◆ Task item ◆
Extract every line below that contains the word "icon".

◆ Given records ◆
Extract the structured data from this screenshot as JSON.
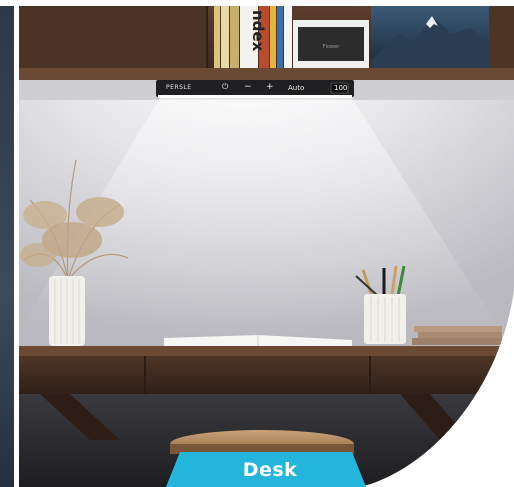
{
  "lamp": {
    "brand": "PERSLE",
    "power_symbol": "⏻",
    "minus_symbol": "−",
    "plus_symbol": "+",
    "mode": "Auto",
    "level": "100"
  },
  "books": {
    "spine_text": "ndex",
    "box_text": "Flower"
  },
  "caption": {
    "label": "Desk",
    "bg_color": "#23b5dc"
  },
  "colors": {
    "wall": "#e3e3e6",
    "wood": "#5a3f2e",
    "lamp_bar": "#1f1f22"
  }
}
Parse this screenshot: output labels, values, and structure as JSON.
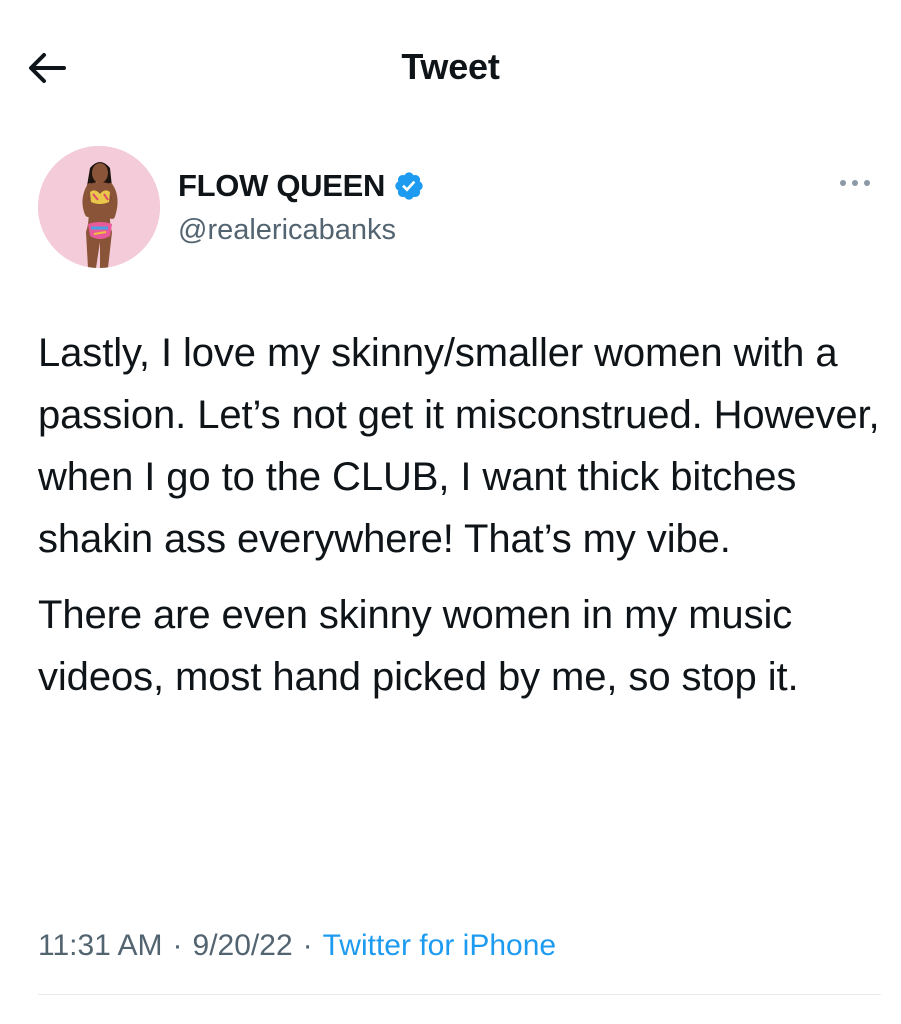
{
  "header": {
    "title": "Tweet",
    "back_icon": "arrow-left-icon"
  },
  "author": {
    "display_name": "FLOW QUEEN",
    "handle": "@realericabanks",
    "verified_icon": "verified-badge-icon",
    "more_icon": "more-options-icon"
  },
  "tweet": {
    "paragraphs": [
      "Lastly, I love my skinny/smaller women with a passion. Let’s not get it misconstrued. However, when I go to the CLUB, I want thick bitches shakin ass everywhere! That’s my vibe.",
      "There are even skinny women in my music videos, most hand picked by me, so stop it."
    ]
  },
  "meta": {
    "time": "11:31 AM",
    "separator": "·",
    "date": "9/20/22",
    "source": "Twitter for iPhone"
  },
  "colors": {
    "text_primary": "#0f1419",
    "text_secondary": "#536471",
    "accent": "#1d9bf0",
    "divider": "#e6ecf0"
  }
}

◆ Task result ◆
    "back_icon": "arrow-left-icon"
    "verified_icon": "verified-badge-icon",
    "more_icon": "more-options-icon"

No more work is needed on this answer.